WHAT THE TASK REQUIRES:
From the data below, return each line in which the string "image" is found.

RECORD SET:
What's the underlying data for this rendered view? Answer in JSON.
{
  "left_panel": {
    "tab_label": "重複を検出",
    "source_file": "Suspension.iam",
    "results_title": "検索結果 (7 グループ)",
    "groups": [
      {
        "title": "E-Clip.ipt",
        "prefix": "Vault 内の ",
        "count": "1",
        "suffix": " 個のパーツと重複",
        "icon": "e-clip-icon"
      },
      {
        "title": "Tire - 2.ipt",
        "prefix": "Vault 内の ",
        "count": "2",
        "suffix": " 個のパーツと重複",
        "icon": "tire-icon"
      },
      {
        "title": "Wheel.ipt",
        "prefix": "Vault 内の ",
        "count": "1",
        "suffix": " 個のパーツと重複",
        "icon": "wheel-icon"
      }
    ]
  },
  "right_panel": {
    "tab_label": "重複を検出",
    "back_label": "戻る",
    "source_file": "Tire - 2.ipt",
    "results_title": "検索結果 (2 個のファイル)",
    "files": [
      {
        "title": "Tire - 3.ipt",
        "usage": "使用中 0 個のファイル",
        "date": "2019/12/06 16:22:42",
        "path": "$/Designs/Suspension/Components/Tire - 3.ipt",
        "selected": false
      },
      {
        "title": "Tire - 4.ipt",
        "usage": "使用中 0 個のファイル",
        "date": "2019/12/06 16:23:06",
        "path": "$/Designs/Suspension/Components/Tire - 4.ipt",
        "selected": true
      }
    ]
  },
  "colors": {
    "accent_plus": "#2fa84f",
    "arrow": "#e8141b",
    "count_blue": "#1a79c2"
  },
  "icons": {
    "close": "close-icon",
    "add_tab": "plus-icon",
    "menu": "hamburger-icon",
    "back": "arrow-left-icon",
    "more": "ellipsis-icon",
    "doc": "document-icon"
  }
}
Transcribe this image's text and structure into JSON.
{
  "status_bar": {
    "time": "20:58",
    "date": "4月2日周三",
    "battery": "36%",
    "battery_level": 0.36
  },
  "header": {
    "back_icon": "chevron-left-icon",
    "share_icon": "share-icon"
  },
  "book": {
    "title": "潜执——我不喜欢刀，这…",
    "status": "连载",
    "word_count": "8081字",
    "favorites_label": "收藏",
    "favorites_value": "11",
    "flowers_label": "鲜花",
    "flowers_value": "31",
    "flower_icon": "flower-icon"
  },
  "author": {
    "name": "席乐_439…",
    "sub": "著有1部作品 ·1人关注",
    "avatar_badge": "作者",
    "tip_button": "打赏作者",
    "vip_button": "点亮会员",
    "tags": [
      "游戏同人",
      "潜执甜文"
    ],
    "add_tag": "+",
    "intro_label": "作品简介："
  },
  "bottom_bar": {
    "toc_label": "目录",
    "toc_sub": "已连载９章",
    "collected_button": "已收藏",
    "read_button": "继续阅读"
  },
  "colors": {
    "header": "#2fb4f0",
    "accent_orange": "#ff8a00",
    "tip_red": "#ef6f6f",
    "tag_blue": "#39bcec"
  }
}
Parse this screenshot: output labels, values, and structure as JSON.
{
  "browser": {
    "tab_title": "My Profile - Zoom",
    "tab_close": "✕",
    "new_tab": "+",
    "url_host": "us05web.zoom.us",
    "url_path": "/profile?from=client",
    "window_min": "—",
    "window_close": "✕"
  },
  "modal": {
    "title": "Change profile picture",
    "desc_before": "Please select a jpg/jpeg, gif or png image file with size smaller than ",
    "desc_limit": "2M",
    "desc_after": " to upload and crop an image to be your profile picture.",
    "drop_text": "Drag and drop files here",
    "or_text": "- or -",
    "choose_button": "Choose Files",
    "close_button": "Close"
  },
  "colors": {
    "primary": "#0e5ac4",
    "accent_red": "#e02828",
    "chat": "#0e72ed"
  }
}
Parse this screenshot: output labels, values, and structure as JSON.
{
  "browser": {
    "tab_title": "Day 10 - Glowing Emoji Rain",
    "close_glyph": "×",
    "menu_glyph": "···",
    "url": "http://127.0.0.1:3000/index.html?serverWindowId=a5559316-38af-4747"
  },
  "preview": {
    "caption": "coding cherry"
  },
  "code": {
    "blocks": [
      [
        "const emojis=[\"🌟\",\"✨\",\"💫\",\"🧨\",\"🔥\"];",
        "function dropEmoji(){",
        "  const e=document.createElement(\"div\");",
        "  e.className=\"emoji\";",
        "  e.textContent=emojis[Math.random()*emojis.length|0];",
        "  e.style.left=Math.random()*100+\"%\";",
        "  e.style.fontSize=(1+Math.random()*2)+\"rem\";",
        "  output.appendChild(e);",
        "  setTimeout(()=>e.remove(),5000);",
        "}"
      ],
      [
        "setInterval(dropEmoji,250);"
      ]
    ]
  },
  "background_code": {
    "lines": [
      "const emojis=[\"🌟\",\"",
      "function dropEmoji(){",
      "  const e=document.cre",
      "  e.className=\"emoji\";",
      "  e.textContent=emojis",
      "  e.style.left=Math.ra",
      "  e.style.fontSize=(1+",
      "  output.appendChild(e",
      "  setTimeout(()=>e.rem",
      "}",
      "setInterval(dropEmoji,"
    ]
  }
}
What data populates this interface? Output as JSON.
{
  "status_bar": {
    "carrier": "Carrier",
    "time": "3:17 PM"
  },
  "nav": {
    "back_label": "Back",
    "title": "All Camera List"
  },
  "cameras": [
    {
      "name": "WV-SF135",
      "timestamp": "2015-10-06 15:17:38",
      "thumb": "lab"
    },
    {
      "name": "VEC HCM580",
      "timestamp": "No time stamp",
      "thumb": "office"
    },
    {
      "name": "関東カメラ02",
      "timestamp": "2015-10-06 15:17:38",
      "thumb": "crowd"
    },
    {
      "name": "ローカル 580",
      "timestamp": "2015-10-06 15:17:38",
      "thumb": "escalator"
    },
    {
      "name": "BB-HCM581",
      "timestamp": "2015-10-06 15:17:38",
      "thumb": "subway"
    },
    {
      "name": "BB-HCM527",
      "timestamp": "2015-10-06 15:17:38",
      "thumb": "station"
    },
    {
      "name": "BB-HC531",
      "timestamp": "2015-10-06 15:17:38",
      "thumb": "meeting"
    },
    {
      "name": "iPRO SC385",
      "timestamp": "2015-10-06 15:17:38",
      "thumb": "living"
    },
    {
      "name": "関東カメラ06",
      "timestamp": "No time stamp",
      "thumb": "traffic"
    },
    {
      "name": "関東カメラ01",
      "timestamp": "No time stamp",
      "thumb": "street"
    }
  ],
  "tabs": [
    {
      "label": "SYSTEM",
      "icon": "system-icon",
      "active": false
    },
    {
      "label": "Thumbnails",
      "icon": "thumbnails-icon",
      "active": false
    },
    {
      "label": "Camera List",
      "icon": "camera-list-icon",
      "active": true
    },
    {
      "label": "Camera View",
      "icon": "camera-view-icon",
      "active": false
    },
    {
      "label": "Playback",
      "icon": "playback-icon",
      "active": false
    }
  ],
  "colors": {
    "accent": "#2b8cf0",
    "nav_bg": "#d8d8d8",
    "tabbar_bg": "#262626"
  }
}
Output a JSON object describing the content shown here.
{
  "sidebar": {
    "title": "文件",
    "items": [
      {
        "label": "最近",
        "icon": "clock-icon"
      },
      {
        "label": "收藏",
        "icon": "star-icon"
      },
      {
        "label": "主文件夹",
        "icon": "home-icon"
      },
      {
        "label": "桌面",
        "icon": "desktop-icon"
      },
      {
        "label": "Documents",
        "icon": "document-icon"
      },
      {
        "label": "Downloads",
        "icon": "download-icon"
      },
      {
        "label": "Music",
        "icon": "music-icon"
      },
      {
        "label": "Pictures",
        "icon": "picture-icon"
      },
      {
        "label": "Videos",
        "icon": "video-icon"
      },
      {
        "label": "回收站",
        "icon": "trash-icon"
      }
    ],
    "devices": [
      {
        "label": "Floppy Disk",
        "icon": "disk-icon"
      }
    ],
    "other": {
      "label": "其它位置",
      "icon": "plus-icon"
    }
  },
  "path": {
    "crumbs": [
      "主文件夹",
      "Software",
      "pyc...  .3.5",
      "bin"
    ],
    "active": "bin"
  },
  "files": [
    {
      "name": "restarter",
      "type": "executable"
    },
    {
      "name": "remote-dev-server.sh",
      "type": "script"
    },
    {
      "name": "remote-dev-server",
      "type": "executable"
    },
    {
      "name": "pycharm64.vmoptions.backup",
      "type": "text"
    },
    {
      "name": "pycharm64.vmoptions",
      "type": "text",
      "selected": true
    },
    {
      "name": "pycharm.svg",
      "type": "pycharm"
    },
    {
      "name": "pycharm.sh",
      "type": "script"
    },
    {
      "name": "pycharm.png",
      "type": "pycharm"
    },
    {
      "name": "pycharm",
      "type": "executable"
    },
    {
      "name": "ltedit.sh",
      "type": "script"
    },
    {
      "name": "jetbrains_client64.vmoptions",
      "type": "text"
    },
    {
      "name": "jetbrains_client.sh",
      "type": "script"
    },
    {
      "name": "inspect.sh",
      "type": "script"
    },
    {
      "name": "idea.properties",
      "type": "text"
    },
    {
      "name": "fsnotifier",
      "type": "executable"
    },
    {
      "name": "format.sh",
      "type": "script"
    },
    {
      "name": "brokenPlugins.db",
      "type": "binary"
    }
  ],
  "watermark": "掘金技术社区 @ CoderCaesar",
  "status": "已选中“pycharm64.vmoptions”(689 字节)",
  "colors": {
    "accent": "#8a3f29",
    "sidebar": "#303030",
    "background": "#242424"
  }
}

SOLUTION FOR THIS PROBLEM:
Transcribe this image's text and structure into JSON.
    "desc_before": "Please select a jpg/jpeg, gif or png image file with size smaller than ",
    "desc_after": " to upload and crop an image to be your profile picture.",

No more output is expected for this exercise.